An Output Document is required by YOUNGO and their LCOY Earth working group (the organizers of LCOYs around the world) for each LCOY in a given year to publish after their conference. Based on what happens at the LCOY, the conference organizers detail demands the youth of their country make to their decision makers in terms of climate action. Each LCOY submits their Output Document to COY to be included in the Global Youth Position Statement for the year. This Global Youth Statement is presented during COP during Youth & Public Empowerment Day.
Of course! You can view it on our Output Document page
Awarded East Coast Engagement partner for reaching out to 1000 schools in Eastern Canada
The Asia Forest Research Centre is a cross-departmental entity within the Faculty of Forestry, with the ability to promote regionally specific research to enhance forestry practices and knowledge in Asia. Seeking to enhance the research capacity at UBC, the Centre facilitates forestry research by both domestic and international students and scholars. A comprehensive network involving scientists, policymakers, practitioners, and other stakeholders will be extended by research and support conducted at the AFRC and will further advance Asian forestry research.

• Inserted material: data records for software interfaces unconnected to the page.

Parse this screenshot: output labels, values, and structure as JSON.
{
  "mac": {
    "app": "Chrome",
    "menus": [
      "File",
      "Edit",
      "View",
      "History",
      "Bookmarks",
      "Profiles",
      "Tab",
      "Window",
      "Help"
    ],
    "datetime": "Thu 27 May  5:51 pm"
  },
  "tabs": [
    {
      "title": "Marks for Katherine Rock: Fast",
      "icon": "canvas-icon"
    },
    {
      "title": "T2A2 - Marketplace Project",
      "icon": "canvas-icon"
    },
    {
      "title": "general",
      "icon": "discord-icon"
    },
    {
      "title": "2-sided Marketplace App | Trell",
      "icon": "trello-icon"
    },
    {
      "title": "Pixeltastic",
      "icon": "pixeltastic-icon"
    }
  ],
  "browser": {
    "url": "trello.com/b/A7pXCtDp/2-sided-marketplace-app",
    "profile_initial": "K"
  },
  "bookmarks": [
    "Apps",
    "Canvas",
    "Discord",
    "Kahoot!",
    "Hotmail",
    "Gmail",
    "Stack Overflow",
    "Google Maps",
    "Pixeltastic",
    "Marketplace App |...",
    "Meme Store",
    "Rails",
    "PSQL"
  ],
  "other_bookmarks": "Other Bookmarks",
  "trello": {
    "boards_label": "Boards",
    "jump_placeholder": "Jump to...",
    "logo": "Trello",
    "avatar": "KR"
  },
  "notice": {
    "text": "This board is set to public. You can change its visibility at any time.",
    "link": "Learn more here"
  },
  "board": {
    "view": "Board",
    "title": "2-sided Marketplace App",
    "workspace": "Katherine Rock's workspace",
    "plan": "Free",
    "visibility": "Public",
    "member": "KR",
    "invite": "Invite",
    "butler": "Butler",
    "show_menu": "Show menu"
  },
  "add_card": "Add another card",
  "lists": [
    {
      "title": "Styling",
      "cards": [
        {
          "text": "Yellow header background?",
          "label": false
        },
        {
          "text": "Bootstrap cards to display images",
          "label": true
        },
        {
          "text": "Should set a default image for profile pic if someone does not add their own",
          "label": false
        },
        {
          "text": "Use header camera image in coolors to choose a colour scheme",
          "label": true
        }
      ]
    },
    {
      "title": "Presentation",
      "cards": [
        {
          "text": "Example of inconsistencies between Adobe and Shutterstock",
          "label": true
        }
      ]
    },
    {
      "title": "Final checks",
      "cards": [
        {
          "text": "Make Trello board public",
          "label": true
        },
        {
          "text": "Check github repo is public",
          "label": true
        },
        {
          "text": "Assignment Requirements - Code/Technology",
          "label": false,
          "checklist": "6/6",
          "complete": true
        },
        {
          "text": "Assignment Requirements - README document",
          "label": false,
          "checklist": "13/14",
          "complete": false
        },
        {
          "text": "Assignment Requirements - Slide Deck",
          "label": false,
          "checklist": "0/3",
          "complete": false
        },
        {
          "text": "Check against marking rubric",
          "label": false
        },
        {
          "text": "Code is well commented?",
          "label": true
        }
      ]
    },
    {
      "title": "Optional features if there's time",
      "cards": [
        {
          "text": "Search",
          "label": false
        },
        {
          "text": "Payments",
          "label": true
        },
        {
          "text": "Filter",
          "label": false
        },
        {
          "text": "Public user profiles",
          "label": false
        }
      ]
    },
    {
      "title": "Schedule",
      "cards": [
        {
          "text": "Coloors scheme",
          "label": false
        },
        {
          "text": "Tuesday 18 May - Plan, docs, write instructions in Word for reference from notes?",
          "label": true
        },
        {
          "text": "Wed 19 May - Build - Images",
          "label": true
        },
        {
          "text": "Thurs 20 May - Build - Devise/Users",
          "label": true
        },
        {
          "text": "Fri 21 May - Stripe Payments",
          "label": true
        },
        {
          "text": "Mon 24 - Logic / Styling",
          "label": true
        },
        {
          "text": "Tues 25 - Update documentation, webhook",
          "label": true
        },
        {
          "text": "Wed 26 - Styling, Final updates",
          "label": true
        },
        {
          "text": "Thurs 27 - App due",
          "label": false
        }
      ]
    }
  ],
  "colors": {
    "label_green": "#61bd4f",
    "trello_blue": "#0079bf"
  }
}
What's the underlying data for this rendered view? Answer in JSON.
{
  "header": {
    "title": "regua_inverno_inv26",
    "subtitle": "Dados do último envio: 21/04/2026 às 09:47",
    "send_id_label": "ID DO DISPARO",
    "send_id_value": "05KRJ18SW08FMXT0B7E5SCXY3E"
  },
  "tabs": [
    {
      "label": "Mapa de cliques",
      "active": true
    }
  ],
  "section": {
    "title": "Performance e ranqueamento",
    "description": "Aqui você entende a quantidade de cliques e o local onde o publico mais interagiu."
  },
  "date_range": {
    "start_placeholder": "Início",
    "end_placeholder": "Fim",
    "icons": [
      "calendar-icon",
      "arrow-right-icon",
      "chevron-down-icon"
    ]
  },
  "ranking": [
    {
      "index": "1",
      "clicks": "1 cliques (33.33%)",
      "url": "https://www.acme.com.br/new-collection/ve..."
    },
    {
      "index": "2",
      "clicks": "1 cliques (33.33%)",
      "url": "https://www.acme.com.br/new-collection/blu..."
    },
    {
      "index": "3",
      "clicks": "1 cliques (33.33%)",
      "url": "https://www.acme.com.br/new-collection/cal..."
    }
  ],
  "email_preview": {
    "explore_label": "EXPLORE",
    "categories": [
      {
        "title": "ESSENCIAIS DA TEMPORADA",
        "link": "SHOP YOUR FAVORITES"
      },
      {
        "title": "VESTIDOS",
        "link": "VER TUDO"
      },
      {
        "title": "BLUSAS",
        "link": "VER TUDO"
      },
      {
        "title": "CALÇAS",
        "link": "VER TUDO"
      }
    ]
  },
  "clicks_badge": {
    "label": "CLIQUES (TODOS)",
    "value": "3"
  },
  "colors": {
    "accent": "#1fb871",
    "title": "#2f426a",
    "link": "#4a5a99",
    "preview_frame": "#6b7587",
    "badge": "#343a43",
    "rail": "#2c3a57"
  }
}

Human and Nature Youth Club is focused on providing educational and fun programs for youth, with an emphasis on developing their naturalistic intelligence and social responsibility. We are focused on empowering the next generation of leaders to develop a life-long drive for environmental activism.
Before various groups from across Canada are able to work jointly on initiatives, it’s important for us to meaningfully listen and understand each other.
At LCOY Canada 2022:
The transition to a just and sustainable Canadian future is not as easy as turning off the oil pumps and opening windfarms. To fundamentally change every system humans have created will be harder than the work we did to create them. Fundamental change requires cooperation and humility. It is naïve to think we will never have to cooperate with fossil fuel companies or groups that we don't politically align with to achieve the future we most desire. By making a meaningful pause, to listen and understand first, we can more effectively approach working together on climate change in Canada. If, and only if, we bring these attributes to LCOY Canada 2022, will we have a chance at creating a just and sustainable Canadian future.
Many countries, as a part of the 2015 Paris Agreement, have selected the year 2030 in pledging to significantly reduce greenhouse gas emissions.
LCOY Canada 2022 will be happening 7 years, 2 months, and 11 days before 1 January 2030.
While 7 years may feel far away, it is an exceptionally small amount of time to pivot Canada’s 39 Million people to a sustainable future.
Canada will need to fundamentally change every societal system the modern world has created from transportation and energy generation to resource harvesting and food production.
Canada’s transition to a sustainable future cannot wait, and we are the current generation of youth that needs to start acting today - in any way that they can. Each speaker at LCOY Canada will be asked to include meaningful steps that participants can take starting the day after LCOY Canada 2022. Whether it will be to sign a petition, to send a letter to your community, or to begin your own mini-project, LCOY Canada 2022 is being designed to allow youth to take a climate change field that they like and be able to personally contribute to its transition to a just and sustainable future.